Revolutionary weight loss jabs that ministers hope will turn the tide on the war on flab waste away patients’ muscles, a pharma boss has warned.
Injections such as Wegovy, which mimic a hormone that tricks the body into being full, have been approved in Britain to help tackle the obesity crisis.
But Pascal Soriot, boss of AstraZeneca, a company best known for its Covid vaccine, warned that they could shrink patients’ muscles.
Doctors have previously warned this effect could leave users metabolically ‘fatter’ because they then have a higher fat-to-muscle percentage, and raise the risk of them piling the pounds back on once they stop taking the medication.
‘Today you lose weight but you lose fat and you lose muscle’, Mr Soriot said, according to The Telegraph.
AstraZeneca boss Pascal Soriot warned of the downsides of weight-loss jabs made by the company’s rivals as the Anglo-Swedish drugmaker moves to enter the obesity medication market
Mr Soriot said weight loss jabs, such as market leader Wegovy, make patients lose muscle as well as fat and also bemoaned the environmental cost of the single use injections
‘Most people as soon as they stop taking the medicines, they regain fat, but not so much the muscle that they have lost unless, of course, they go to the gym.’
The market for weight-loss drugs is predicted to be worth billions in the coming years as nations grapple with the financial and societal cost of obesity.
Mr Soriot said pharmaceutical companies needed to ‘improve the quality’ of weight loss drugs to both ensure effects didn’t disappear when patients stop taking them and to reduce side effects like muscles loss.
He also bemoaned the environmental cost of the single-use jabs.
‘If you think about a billion people using one plastic pen every week, that’s a lot of plastic. All these plastic pens will become an issue at some point,’ he said.
The Anglo-Swedish company has fallen behind rivals like the Danish Novo Nordisk, which makes Wegovy, and US firm Eli Lilly, the creator of recently approved Mounjaro.
But it hopes an upcoming pill, cheaper than the jabs, will allow it to gain ground in the market.
AstraZeneca has struck a £1.6billion deal with a Chinese biotech company Eccogene for an experimental pill they are developing.
Mr Soriot said the broad aim will be to combine the fat-busting pill with other medications to help treat some of the consequences of obesity, like hypertension and heart disease.
While no price for the pill has been announced, weight-loss jabs can run up between £180 to £300 per dose privately.
However, if prescribed on the NHS, people will only pay a basic prescription charge of £9.65 in England.
Novo Nordisk, the market leader, has its specific weight-loss jab Wegovy, as well as Ozempic, a diabetes drug that uses the same active ingredient and has controversially being prescribed ‘off-label’ for weight loss.
This has led to some diabetes patients who use the drug facing supply shortages.
Novo Nordisk is enjoying a massive boom in profits, revealing last month it was making £32million per day, as countries grappling with the financial cost of flab fighting to get their hands on the jabs.
The UK is one of them.
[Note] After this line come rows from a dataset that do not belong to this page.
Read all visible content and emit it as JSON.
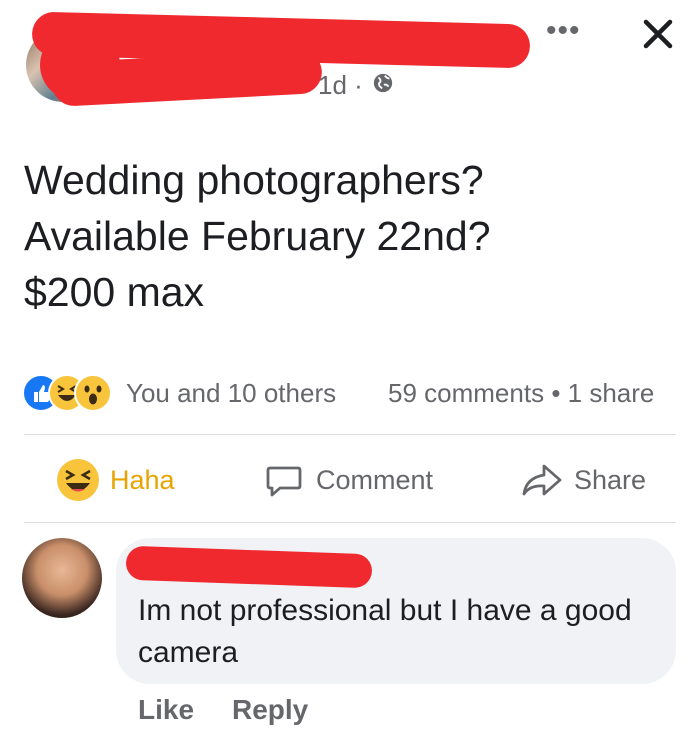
{
  "post": {
    "time": "1d",
    "separator": "·",
    "text": "Wedding photographers?\nAvailable February 22nd?\n$200 max"
  },
  "header_icons": [
    "more-options-icon",
    "close-icon",
    "globe-icon"
  ],
  "reactions": {
    "icons": [
      "like-reaction-icon",
      "haha-reaction-icon",
      "wow-reaction-icon"
    ],
    "summary": "You and 10 others",
    "comments": "59 comments",
    "dot": "•",
    "shares": "1 share"
  },
  "actions": {
    "haha": "Haha",
    "comment": "Comment",
    "share": "Share"
  },
  "comment": {
    "text": "Im not professional but I have a good camera",
    "like": "Like",
    "reply": "Reply"
  },
  "colors": {
    "redaction": "#f0292f",
    "haha_active": "#e6a400",
    "like_blue": "#1877f2",
    "muted_text": "#65676b",
    "bubble": "#f0f2f5"
  }
}
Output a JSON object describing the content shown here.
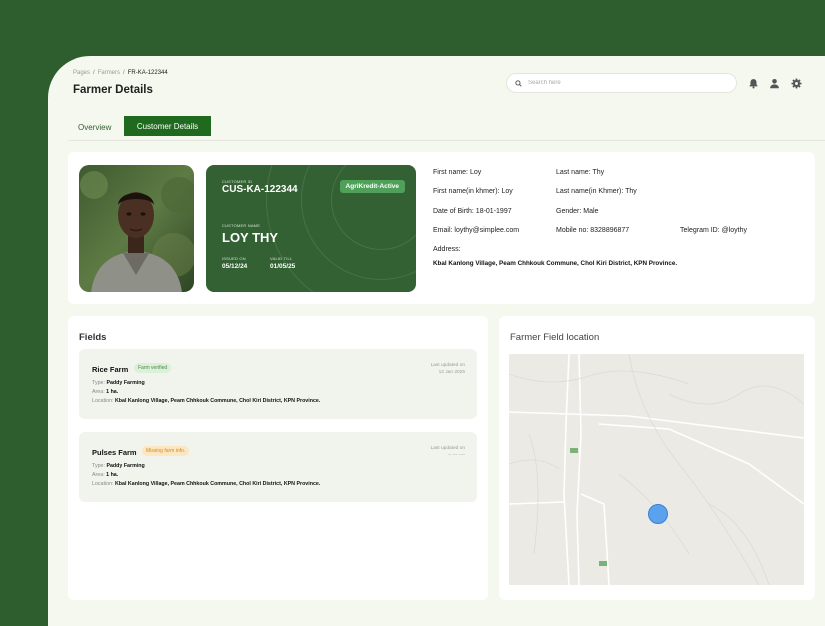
{
  "breadcrumb": {
    "root": "Pages",
    "section": "Farmers",
    "current": "FR-KA-122344"
  },
  "page_title": "Farmer Details",
  "search": {
    "placeholder": "Search here",
    "value": ""
  },
  "header_icons": [
    "bell-icon",
    "user-icon",
    "gear-icon"
  ],
  "tabs": [
    {
      "label": "Overview",
      "active": false
    },
    {
      "label": "Customer Details",
      "active": true
    }
  ],
  "id_card": {
    "customer_id_label": "CUSTOMER ID",
    "customer_id": "CUS-KA-122344",
    "status_badge": "AgriKredit-Active",
    "customer_name_label": "CUSTOMER NAME",
    "customer_name": "LOY THY",
    "issued_label": "ISSUED ON",
    "issued_on": "05/12/24",
    "valid_label": "VALID TILL",
    "valid_till": "01/05/25"
  },
  "info": {
    "first_name": "First name: Loy",
    "last_name": "Last name: Thy",
    "first_name_khmer": "First name(in khmer): Loy",
    "last_name_khmer": "Last name(in Khmer): Thy",
    "dob": "Date of Birth: 18-01-1997",
    "gender": "Gender: Male",
    "email": "Email: loythy@simplee.com",
    "mobile": "Mobile no: 8328896877",
    "telegram": "Telegram ID: @loythy",
    "address_label": "Address:",
    "address": "Kbal Kanlong Village, Peam Chhkouk Commune, Chol Kiri District, KPN Province."
  },
  "fields": {
    "title": "Fields",
    "farms": [
      {
        "name": "Rice Farm",
        "badge": "Farm verified",
        "updated_label": "Last updated on",
        "updated_date": "12 Jan 2025",
        "type_label": "Type:",
        "type": "Paddy Farming",
        "area_label": "Area:",
        "area": "1 ha.",
        "location_label": "Location:",
        "location": "Kbal Kanlong Village, Peam Chhkouk Commune, Chol Kiri District, KPN Province."
      },
      {
        "name": "Pulses Farm",
        "badge": "Missing farm info.",
        "updated_label": "Last updated on",
        "updated_date": "-- --- ----",
        "type_label": "Type:",
        "type": "Paddy Farming",
        "area_label": "Area:",
        "area": "1 ha.",
        "location_label": "Location:",
        "location": "Kbal Kanlong Village, Peam Chhkouk Commune, Chol Kiri District, KPN Province."
      }
    ]
  },
  "map": {
    "title": "Farmer Field location"
  },
  "colors": {
    "brand": "#2f5e2e",
    "active_tab": "#1f6a1f",
    "card": "#346134",
    "pin": "#5aa2ee"
  }
}
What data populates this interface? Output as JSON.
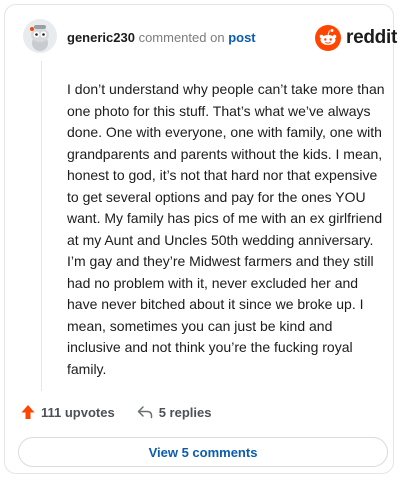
{
  "header": {
    "username": "generic230",
    "action_text": "commented on",
    "post_link": "post",
    "brand": "reddit"
  },
  "comment": {
    "body": "I don’t understand why people can’t take more than one photo for this stuff. That’s what we’ve always done. One with everyone, one with family, one with grandparents and parents without the kids. I mean, honest to god, it’s not that hard nor that expensive to get several options and pay for the ones YOU want. My family has pics of me with an ex girlfriend at my Aunt and Uncles 50th wedding anniversary. I’m gay and they’re Midwest farmers and they still had no problem with it, never excluded her and have never bitched about it since we broke up. I mean, sometimes you can just be kind and inclusive and not think you’re the fucking royal family."
  },
  "actions": {
    "upvotes_label": "111 upvotes",
    "replies_label": "5 replies"
  },
  "footer": {
    "view_comments_label": "View 5 comments"
  },
  "colors": {
    "upvote": "#ff4500",
    "brand": "#ff4500",
    "link": "#0b5cad"
  },
  "icons": {
    "avatar": "snoo-avatar-icon",
    "brand": "reddit-snoo-icon",
    "upvote": "upvote-arrow-icon",
    "reply": "reply-arrow-icon"
  }
}
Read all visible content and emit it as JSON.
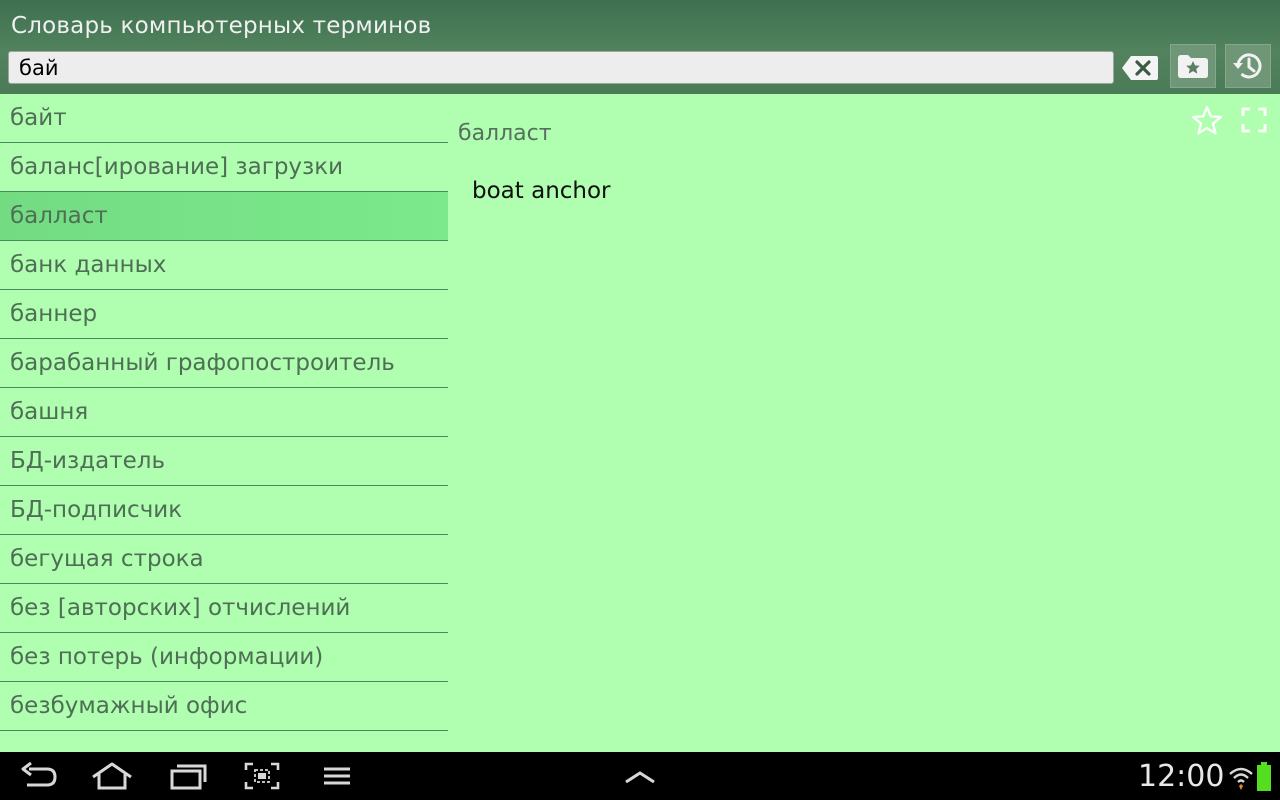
{
  "app": {
    "title": "Словарь компьютерных терминов"
  },
  "search": {
    "value": "бай"
  },
  "word_list": {
    "items": [
      {
        "label": "байт",
        "selected": false
      },
      {
        "label": "баланс[ирование] загрузки",
        "selected": false
      },
      {
        "label": "балласт",
        "selected": true
      },
      {
        "label": "банк данных",
        "selected": false
      },
      {
        "label": "баннер",
        "selected": false
      },
      {
        "label": "барабанный графопостроитель",
        "selected": false
      },
      {
        "label": "башня",
        "selected": false
      },
      {
        "label": "БД-издатель",
        "selected": false
      },
      {
        "label": "БД-подписчик",
        "selected": false
      },
      {
        "label": "бегущая строка",
        "selected": false
      },
      {
        "label": "без [авторских] отчислений",
        "selected": false
      },
      {
        "label": "без потерь (информации)",
        "selected": false
      },
      {
        "label": "безбумажный офис",
        "selected": false
      }
    ]
  },
  "detail": {
    "word": "балласт",
    "translation": "boat anchor"
  },
  "icons": {
    "clear": "backspace-clear-icon",
    "favorites": "favorites-folder-icon",
    "history": "history-icon",
    "star": "star-outline-icon",
    "fullscreen": "fullscreen-icon",
    "back": "back-icon",
    "home": "home-icon",
    "recents": "recent-apps-icon",
    "screenshot": "screenshot-icon",
    "menu": "menu-icon",
    "up": "chevron-up-icon",
    "wifi": "wifi-icon",
    "battery": "battery-icon"
  },
  "colors": {
    "background": "#b0ffb0",
    "selected_row": "#7ce98c",
    "header": "#4a7a56",
    "battery": "#55dd22"
  },
  "status_bar": {
    "time": "12:00"
  }
}
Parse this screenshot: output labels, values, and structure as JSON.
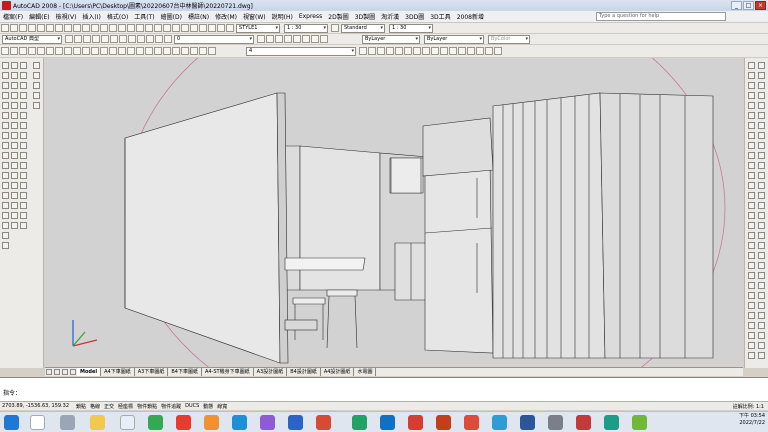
{
  "window": {
    "title": "AutoCAD 2008 - [C:\\Users\\PC\\Desktop\\圖素\\20220607台中林醫師\\20220721.dwg]",
    "min": "_",
    "max": "□",
    "close": "×"
  },
  "menu": {
    "items": [
      "檔案(F)",
      "編輯(E)",
      "檢視(V)",
      "插入(I)",
      "格式(O)",
      "工具(T)",
      "繪圖(D)",
      "標註(N)",
      "修改(M)",
      "視窗(W)",
      "說明(H)",
      "Express",
      "2D製圖",
      "3D製圖",
      "淘沂漢",
      "3DD圖",
      "3D工具",
      "2008新增"
    ],
    "help_placeholder": "Type a question for help"
  },
  "toolbar": {
    "text_style": "STYLE1",
    "scale1": "1 : 30",
    "dim_style": "Standard",
    "scale2": "1 : 30",
    "workspace": "AutoCAD 典型",
    "layer": "0",
    "color": "ByLayer",
    "linetype": "ByLayer",
    "lineweight": "ByColor",
    "elev": "4"
  },
  "tabs": [
    "Model",
    "A4下車圖紙",
    "A3下車圖紙",
    "B4下車圖紙",
    "A4-ST機身下車圖紙",
    "A3設計圖紙",
    "B4設計圖紙",
    "A4設計圖紙",
    "水電圖"
  ],
  "command": {
    "prompt": "指令："
  },
  "status": {
    "coords": "2703.89, -1536.63, 159.32",
    "items": [
      "鎖點",
      "格線",
      "正交",
      "極座標",
      "物件鎖點",
      "物件追蹤",
      "DUCS",
      "動態",
      "線寬"
    ],
    "right": "註解比例: 1:1"
  },
  "taskbar": {
    "time": "下午 03:54",
    "date": "2022/7/22"
  },
  "colors": {
    "title_bg": "#c8d5e8",
    "viewport_bg": "#d2d2d2",
    "taskbar_bg": "#dfe6f0"
  },
  "icons": {
    "app": "autocad-logo-icon",
    "ucs": "ucs-axis-icon"
  }
}
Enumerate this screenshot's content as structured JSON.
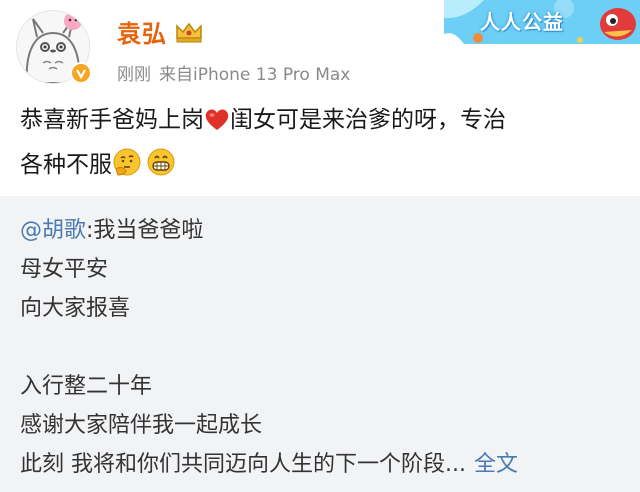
{
  "user": {
    "name": "袁弘",
    "time": "刚刚",
    "source": "来自iPhone 13 Pro Max"
  },
  "banner": {
    "label": "人人公益"
  },
  "post": {
    "line1_a": "恭喜新手爸妈上岗",
    "line1_b": "闺女可是来治爹的呀，专治",
    "line2": "各种不服"
  },
  "repost": {
    "mention": "@胡歌",
    "first_line_rest": ":我当爸爸啦",
    "lines": [
      "母女平安",
      "向大家报喜",
      "入行整二十年",
      "感谢大家陪伴我一起成长"
    ],
    "last_line": "此刻 我将和你们共同迈向人生的下一个阶段...",
    "full_text_link": "全文"
  },
  "colors": {
    "username": "#e8630a",
    "link": "#4a7ab0",
    "repost_bg": "#f2f3f5",
    "meta": "#8a8a8a"
  },
  "icons": [
    "totoro-avatar",
    "verified-badge-icon",
    "crown-icon",
    "heart-icon",
    "thinking-face-icon",
    "grin-face-icon",
    "banner-mascot-icon"
  ]
}
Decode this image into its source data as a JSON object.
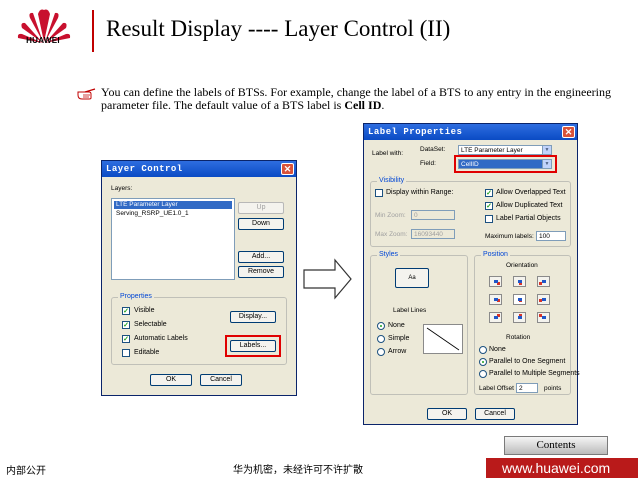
{
  "brand": {
    "logo_text": "HUAWEI",
    "accent": "#c00000"
  },
  "page": {
    "title": "Result Display ---- Layer Control (II)",
    "bullet_pre": "You can define the labels of BTSs. For example, change the label of a BTS to any entry in the engineering parameter file. The default value of a BTS label is ",
    "bullet_bold": "Cell ID",
    "bullet_post": "."
  },
  "layer_control": {
    "title": "Layer Control",
    "layers_label": "Layers:",
    "layers": [
      "LTE Parameter Layer",
      "Serving_RSRP_UE1.0_1"
    ],
    "buttons": {
      "up": "Up",
      "down": "Down",
      "add": "Add...",
      "remove": "Remove",
      "display": "Display...",
      "labels": "Labels...",
      "ok": "OK",
      "cancel": "Cancel"
    },
    "properties_label": "Properties",
    "properties": [
      {
        "label": "Visible",
        "checked": true
      },
      {
        "label": "Selectable",
        "checked": true
      },
      {
        "label": "Automatic Labels",
        "checked": true
      },
      {
        "label": "Editable",
        "checked": false
      }
    ]
  },
  "label_properties": {
    "title": "Label Properties",
    "label_with": "Label with:",
    "dataset_label": "DataSet:",
    "dataset_value": "LTE Parameter Layer",
    "field_label": "Field:",
    "field_value": "CellID",
    "visibility_label": "Visibility",
    "display_within_range": "Display within Range:",
    "min_zoom_label": "Min Zoom:",
    "min_zoom_value": "0",
    "max_zoom_label": "Max Zoom:",
    "max_zoom_value": "16093440",
    "allow_overlapped": "Allow Overlapped Text",
    "allow_duplicated": "Allow Duplicated Text",
    "label_partial": "Label Partial Objects",
    "max_labels_label": "Maximum labels:",
    "max_labels_value": "100",
    "styles_label": "Styles",
    "style_sample": "Aa",
    "label_lines_label": "Label Lines",
    "label_lines": [
      "None",
      "Simple",
      "Arrow"
    ],
    "position_label": "Position",
    "orientation_label": "Orientation",
    "rotation_label": "Rotation",
    "rotation_options": [
      "None",
      "Parallel to One Segment",
      "Parallel to Multiple Segments"
    ],
    "label_offset_label": "Label Offset",
    "label_offset_value": "2",
    "label_offset_unit": "points",
    "ok": "OK",
    "cancel": "Cancel"
  },
  "footer": {
    "contents": "Contents",
    "left": "内部公开",
    "middle": "华为机密，未经许可不许扩散",
    "url": "www.huawei.com"
  }
}
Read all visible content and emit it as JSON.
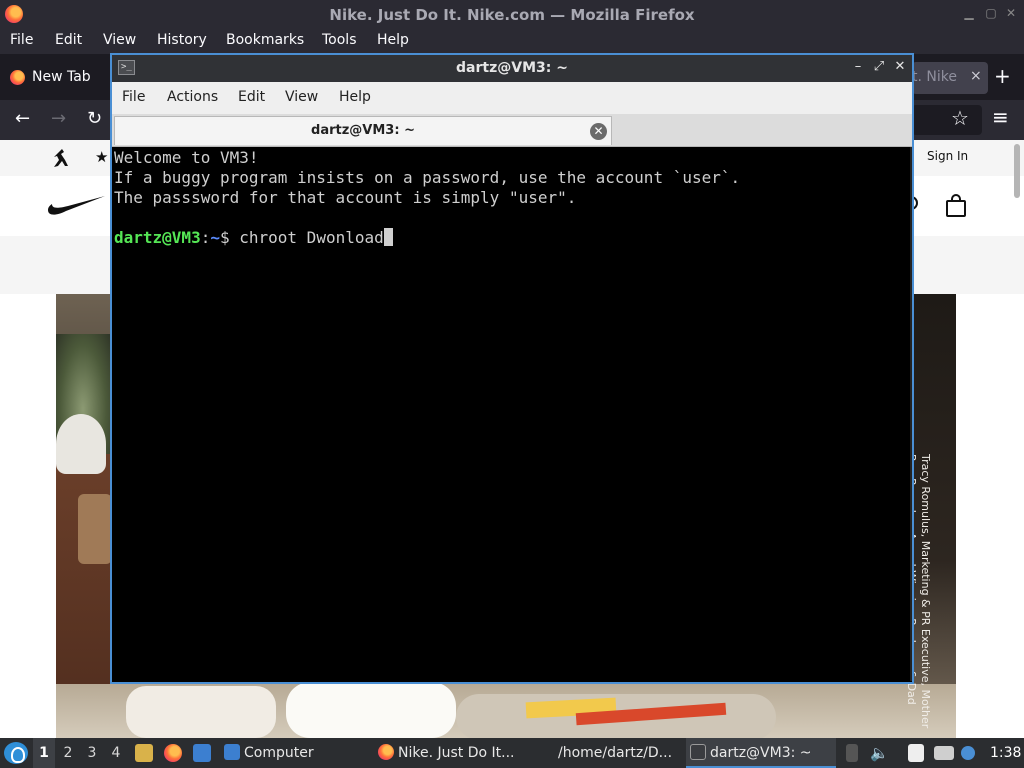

The latest data for England show almost two thirds of adults are too fat, compared to just half in the mid-90s.
Obesity also takes a financial toll, with the resulting health consequences on loss working years, care costs, and price of NHS treatment costing the economy an estimated £100billion per year.
Experts have warned that Wegovy is not a ‘magic pill’. Trials have shown that users can rapidly pile pounds back on once they stop taking it, and it can trigger a side-effects including nausea, constipation and diarrhoea
While hailed as a ‘gamechanger’ in the fight against bulging waistlines, the jabs have downsides.
Patients have to take the jabs for life or see the pounds they lost pile back, doctors have warned.
Secondly, like any medication, they can have side effects that vary in both frequency and severity.
These include nausea, constipation and diarrhoea, fatigue, stomach pain, headaches and dizziness.
Weirder and much rarer side effects, like hair loss, have also been reported.